Problem :: Every entry needs to be written out again exactly.

Supplied material ::
/---

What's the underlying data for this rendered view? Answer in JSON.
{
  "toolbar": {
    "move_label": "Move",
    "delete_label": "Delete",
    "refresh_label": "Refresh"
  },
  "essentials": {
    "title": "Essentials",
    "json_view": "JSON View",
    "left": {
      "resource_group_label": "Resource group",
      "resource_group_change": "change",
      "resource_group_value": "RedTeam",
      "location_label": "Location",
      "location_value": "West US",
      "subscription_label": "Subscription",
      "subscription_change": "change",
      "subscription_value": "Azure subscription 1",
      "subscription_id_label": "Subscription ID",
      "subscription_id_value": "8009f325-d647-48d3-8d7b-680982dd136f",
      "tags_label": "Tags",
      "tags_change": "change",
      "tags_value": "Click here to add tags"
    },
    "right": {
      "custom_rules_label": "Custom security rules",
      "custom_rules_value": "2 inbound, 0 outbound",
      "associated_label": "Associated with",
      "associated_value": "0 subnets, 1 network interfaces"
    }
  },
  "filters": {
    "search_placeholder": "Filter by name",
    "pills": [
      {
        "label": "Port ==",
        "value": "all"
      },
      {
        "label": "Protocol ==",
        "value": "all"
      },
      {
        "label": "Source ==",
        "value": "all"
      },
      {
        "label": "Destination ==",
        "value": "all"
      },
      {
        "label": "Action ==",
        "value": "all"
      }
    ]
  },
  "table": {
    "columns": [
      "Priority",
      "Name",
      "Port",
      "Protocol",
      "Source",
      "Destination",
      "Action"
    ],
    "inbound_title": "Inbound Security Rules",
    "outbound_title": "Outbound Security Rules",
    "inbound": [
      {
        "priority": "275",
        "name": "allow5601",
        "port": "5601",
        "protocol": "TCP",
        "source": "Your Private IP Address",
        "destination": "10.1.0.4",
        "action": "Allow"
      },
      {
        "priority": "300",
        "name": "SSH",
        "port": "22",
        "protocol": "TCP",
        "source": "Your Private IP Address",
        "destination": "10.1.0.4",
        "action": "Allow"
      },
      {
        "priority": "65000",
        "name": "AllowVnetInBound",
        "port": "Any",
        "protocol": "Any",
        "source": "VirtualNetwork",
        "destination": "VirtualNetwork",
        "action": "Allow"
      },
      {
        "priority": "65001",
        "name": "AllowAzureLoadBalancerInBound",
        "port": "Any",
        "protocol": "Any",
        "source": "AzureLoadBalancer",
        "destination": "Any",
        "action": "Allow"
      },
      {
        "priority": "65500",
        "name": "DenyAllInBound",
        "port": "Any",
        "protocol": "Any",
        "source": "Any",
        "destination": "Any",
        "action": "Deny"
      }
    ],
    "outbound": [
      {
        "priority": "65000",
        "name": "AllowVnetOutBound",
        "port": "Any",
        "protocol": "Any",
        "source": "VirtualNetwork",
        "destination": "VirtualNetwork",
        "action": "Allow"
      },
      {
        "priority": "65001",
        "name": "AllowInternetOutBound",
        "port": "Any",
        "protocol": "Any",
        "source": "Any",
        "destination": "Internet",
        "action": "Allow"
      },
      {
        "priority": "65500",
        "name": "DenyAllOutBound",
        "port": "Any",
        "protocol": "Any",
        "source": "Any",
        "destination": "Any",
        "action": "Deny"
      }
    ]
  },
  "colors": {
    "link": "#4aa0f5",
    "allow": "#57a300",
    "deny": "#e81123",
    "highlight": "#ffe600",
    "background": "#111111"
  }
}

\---

Solution to the problem ::
What's the underlying data for this rendered view? Answer in JSON.
{
  "toolbar": {
    "move_label": "Move",
    "delete_label": "Delete",
    "refresh_label": "Refresh"
  },
  "essentials": {
    "title": "Essentials",
    "json_view": "JSON View",
    "left": {
      "resource_group_label": "Resource group",
      "resource_group_change": "change",
      "resource_group_value": "RedTeam",
      "location_label": "Location",
      "location_value": "West US",
      "subscription_label": "Subscription",
      "subscription_change": "change",
      "subscription_value": "Azure subscription 1",
      "subscription_id_label": "Subscription ID",
      "subscription_id_value": "8009f325-d647-48d3-8d7b-680982dd136f",
      "tags_label": "Tags",
      "tags_change": "change",
      "tags_value": "Click here to add tags"
    },
    "right": {
      "custom_rules_label": "Custom security rules",
      "custom_rules_value": "2 inbound, 0 outbound",
      "associated_label": "Associated with",
      "associated_value": "0 subnets, 1 network interfaces"
    }
  },
  "filters": {
    "search_placeholder": "Filter by name",
    "pills": [
      {
        "label": "Port ==",
        "value": "all"
      },
      {
        "label": "Protocol ==",
        "value": "all"
      },
      {
        "label": "Source ==",
        "value": "all"
      },
      {
        "label": "Destination ==",
        "value": "all"
      },
      {
        "label": "Action ==",
        "value": "all"
      }
    ]
  },
  "table": {
    "columns": [
      "Priority",
      "Name",
      "Port",
      "Protocol",
      "Source",
      "Destination",
      "Action"
    ],
    "inbound_title": "Inbound Security Rules",
    "outbound_title": "Outbound Security Rules",
    "inbound": [
      {
        "priority": "275",
        "name": "allow5601",
        "port": "5601",
        "protocol": "TCP",
        "source": "Your Private IP Address",
        "destination": "10.1.0.4",
        "action": "Allow"
      },
      {
        "priority": "300",
        "name": "SSH",
        "port": "22",
        "protocol": "TCP",
        "source": "Your Private IP Address",
        "destination": "10.1.0.4",
        "action": "Allow"
      },
      {
        "priority": "65000",
        "name": "AllowVnetInBound",
        "port": "Any",
        "protocol": "Any",
        "source": "VirtualNetwork",
        "destination": "VirtualNetwork",
        "action": "Allow"
      },
      {
        "priority": "65001",
        "name": "AllowAzureLoadBalancerInBound",
        "port": "Any",
        "protocol": "Any",
        "source": "AzureLoadBalancer",
        "destination": "Any",
        "action": "Allow"
      },
      {
        "priority": "65500",
        "name": "DenyAllInBound",
        "port": "Any",
        "protocol": "Any",
        "source": "Any",
        "destination": "Any",
        "action": "Deny"
      }
    ],
    "outbound": [
      {
        "priority": "65000",
        "name": "AllowVnetOutBound",
        "port": "Any",
        "protocol": "Any",
        "source": "VirtualNetwork",
        "destination": "VirtualNetwork",
        "action": "Allow"
      },
      {
        "priority": "65001",
        "name": "AllowInternetOutBound",
        "port": "Any",
        "protocol": "Any",
        "source": "Any",
        "destination": "Internet",
        "action": "Allow"
      },
      {
        "priority": "65500",
        "name": "DenyAllOutBound",
        "port": "Any",
        "protocol": "Any",
        "source": "Any",
        "destination": "Any",
        "action": "Deny"
      }
    ]
  },
  "colors": {
    "link": "#4aa0f5",
    "allow": "#57a300",
    "deny": "#e81123",
    "highlight": "#ffe600",
    "background": "#111111"
  }
}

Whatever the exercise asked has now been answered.